The Chef Show (Netflix)


If "The Bear" had a similar film, it would probably be "Jon Favreau's Chef ," about a classical-cuisine chef who opens a Cuban food truck after being fired and shamed on social media. story. Favreau later created the spin-off documentary series The Chef Show , in which he invited various chefs and actors to cook and chat with each other. Obviously, it's a very different tone than "The Bear," but you'll get insights into the industry and some feel-good vibes from it.

Shameless (Netflix)

If you want to see more of Jeremy Allen White, who plays Cami, it's worth mentioning the long-running series Shameless , with which many viewers first became familiar with White. The show tells the story of the dysfunctional Gallagher family, with White playing middle child Lip, whose later storyline involves alcohol use disorder. While it's not a cooking drama, Shameless, which is also set in Chicago, has a similarly gritty feel, blending humor with heartbreak.

Rummy (gourd)

Craig Blankenhorn/Hulu

If you liked Stoller's "Bear," then it's worth watching "Raimi," which tells the story of first-generation Muslim American Rami (played by series creator Remi Youssef), who lives in his own A balance between a religious upbringing and a modern New Jersey lifestyle. Like Cami, Remy experiences a lot of internal conflict as he tries to piece his life together. Stoller is an executive producer, and he also directed several episodes.

This Hurts (AMC+)

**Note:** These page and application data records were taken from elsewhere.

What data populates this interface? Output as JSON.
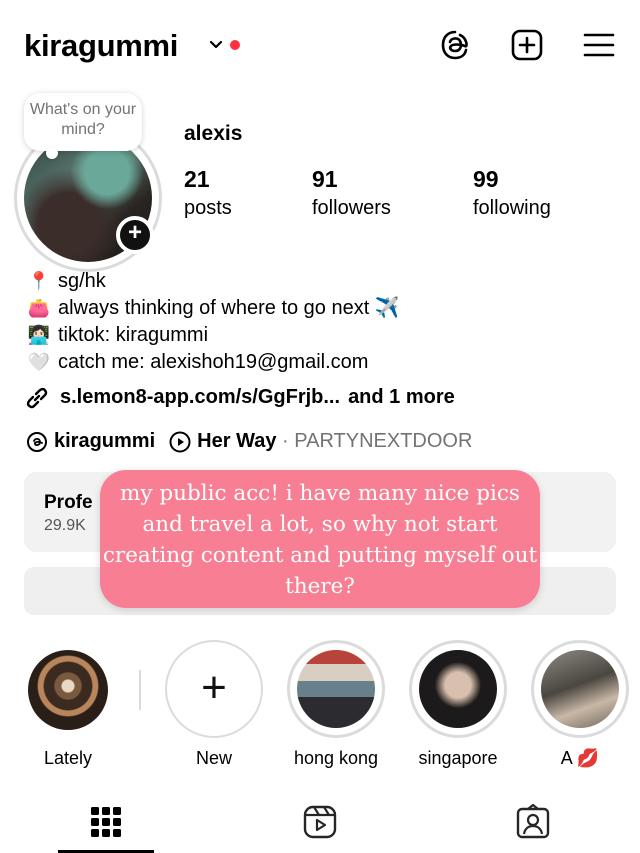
{
  "header": {
    "username": "kiragummi",
    "icons": [
      "chevron-down-icon",
      "threads-icon",
      "create-post-icon",
      "menu-icon"
    ],
    "notification_dot_color": "#ff3040"
  },
  "note": {
    "text": "What's on your mind?"
  },
  "profile": {
    "display_name": "alexis",
    "stats": [
      {
        "value": "21",
        "label": "posts"
      },
      {
        "value": "91",
        "label": "followers"
      },
      {
        "value": "99",
        "label": "following"
      }
    ]
  },
  "bio": {
    "lines": [
      {
        "emoji": "📍",
        "text": "sg/hk"
      },
      {
        "emoji": "👛",
        "text": "always thinking of where to go next ✈️"
      },
      {
        "emoji": "👩🏻‍💻",
        "text": "tiktok: kiragummi"
      },
      {
        "emoji": "🤍",
        "text": "catch me: alexishoh19@gmail.com"
      }
    ],
    "link": "s.lemon8-app.com/s/GgFrjb...",
    "link_more": "and 1 more"
  },
  "threads_line": {
    "threads_handle": "kiragummi",
    "song": "Her Way",
    "separator": "·",
    "artist": "PARTYNEXTDOOR"
  },
  "dashboard": {
    "title": "Profe",
    "subtitle": "29.9K"
  },
  "overlay_caption": {
    "lines": [
      "my public acc! i have many nice pics",
      "and travel a lot, so why not start",
      "creating content and putting myself out",
      "there?"
    ],
    "color": "#f87f93"
  },
  "highlights": [
    {
      "label": "Lately"
    },
    {
      "label": "New"
    },
    {
      "label": "hong kong"
    },
    {
      "label": "singapore"
    },
    {
      "label": "A 💋"
    }
  ],
  "tabs": [
    "grid-icon",
    "reels-icon",
    "tagged-icon"
  ]
}
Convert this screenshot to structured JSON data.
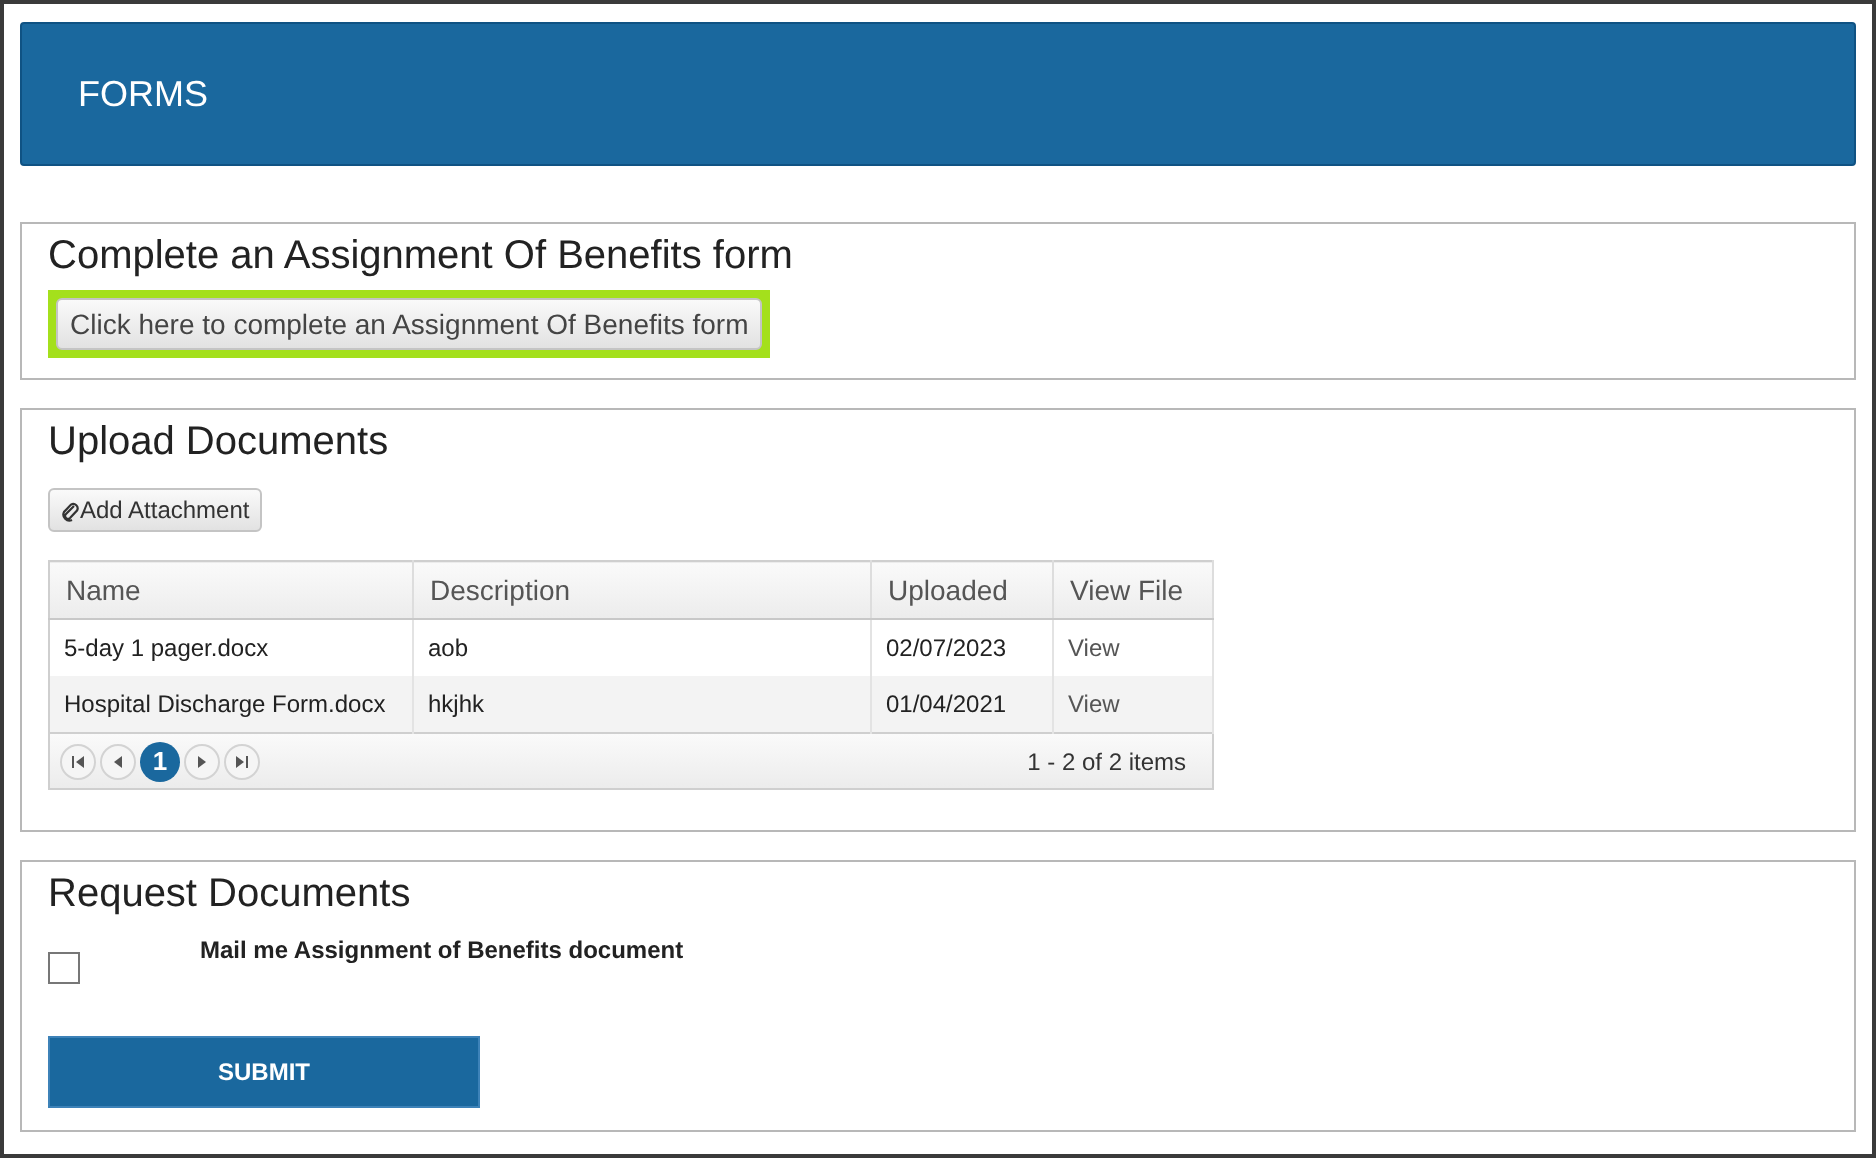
{
  "header": {
    "title": "FORMS"
  },
  "aob_section": {
    "title": "Complete an Assignment Of Benefits form",
    "button": "Click here to complete an Assignment Of Benefits form",
    "highlighted": true
  },
  "upload_section": {
    "title": "Upload Documents",
    "add_button": "Add Attachment",
    "table": {
      "columns": [
        "Name",
        "Description",
        "Uploaded",
        "View File"
      ],
      "rows": [
        {
          "name": "5-day 1 pager.docx",
          "description": "aob",
          "uploaded": "02/07/2023",
          "view": "View"
        },
        {
          "name": "Hospital Discharge Form.docx",
          "description": "hkjhk",
          "uploaded": "01/04/2021",
          "view": "View"
        }
      ]
    },
    "pager": {
      "pages": [
        {
          "label": "1",
          "selected": true
        }
      ],
      "summary": "1 - 2 of 2 items"
    }
  },
  "request_section": {
    "title": "Request Documents",
    "checkbox": {
      "label": "Mail me Assignment of Benefits document",
      "checked": false
    },
    "submit": "SUBMIT"
  }
}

If you liked the angst of The Bear , you might enjoy the British TV series This Is Going To Hurt. Starring Ben Whishaw from the James Bond films, the film tells the story of a doctor working in the labor and delivery department of an underfunded and overworked National Health Service hospital in 2006. Called "another great portrayal of burnout" by Indiewire, the show never shies away from criticizing the UK healthcare system and showing the pressure these doctors are under. The show is only on AMC+, but fingers crossed AMC will eventually add it to Hulu.

Appointment Dogs (Hulu)


Sterling Harjo and Taika Waititi's Reservation Dogs is more than just a story about four teenagers eager to get off a Native American reservation. Throughout the series, we learn that a key member of their group dies by suicide, and just like "The Bear," that sadness is felt throughout the show, even in its lighter, sweeter moments. Although the show is billed as a comedy, "Reservation Dogs" has sparked conversations about mental health and suicide, which occur at much higher rates in Indigenous communities compared to white communities.

"It's hard to explain because I think [sadness] actually contributes to our humor, our local humor," Harjo told Variety . "I think it's always been close to tragedy because it's about survival. Humor has always been about survival. It's like laughing in the face of all the tragedy around us."

Severance (Apple TV+)

If you're looking for another show about workers overcoming abuse and learning how to value themselves in the workplace, "Severance" is for you. Directed by Ben Stiller, the series tells the story of Mark S. (Adam Scott), who chooses to "sever" his outer self from his workplace self so that he can Separate grief after the death of your wife. Like "The Bear ," Mark's emotional struggles bring up mental health issues, while his "introverted" self explores the issues of a toxic workplace. While "Severance" generally has a much quieter tone than "Bear ," the show definitely picks up steam by the end of the season, with an ending that's definitely anxiety-inducing.

Itaewon Class (Netflix)

Finally, if you're looking for another failed restaurant story, consider checking out Itaewon Class. This Korean drama tells the story of Park Sae-ro-yi (played by Park Seo-joon) who is wrongly thrown into prison by the corrupt CEO of a major food company. In true K-drama form, his father also died in an accident, so seven years later, when Sae-ro-yi was released from prison, he decided to continue his father's dream of opening a bar and restaurant. He ends up hiring a group of outcasts who band together to create a business that ultimately defeats the company that wronged him. Like Carmy, Sae-ro-yi encountered many difficulties while running the restaurant. The show also explores issues such as LGBTQ+ and ex-offender stigma in South Korea, making it as subversive and moving as "Bear."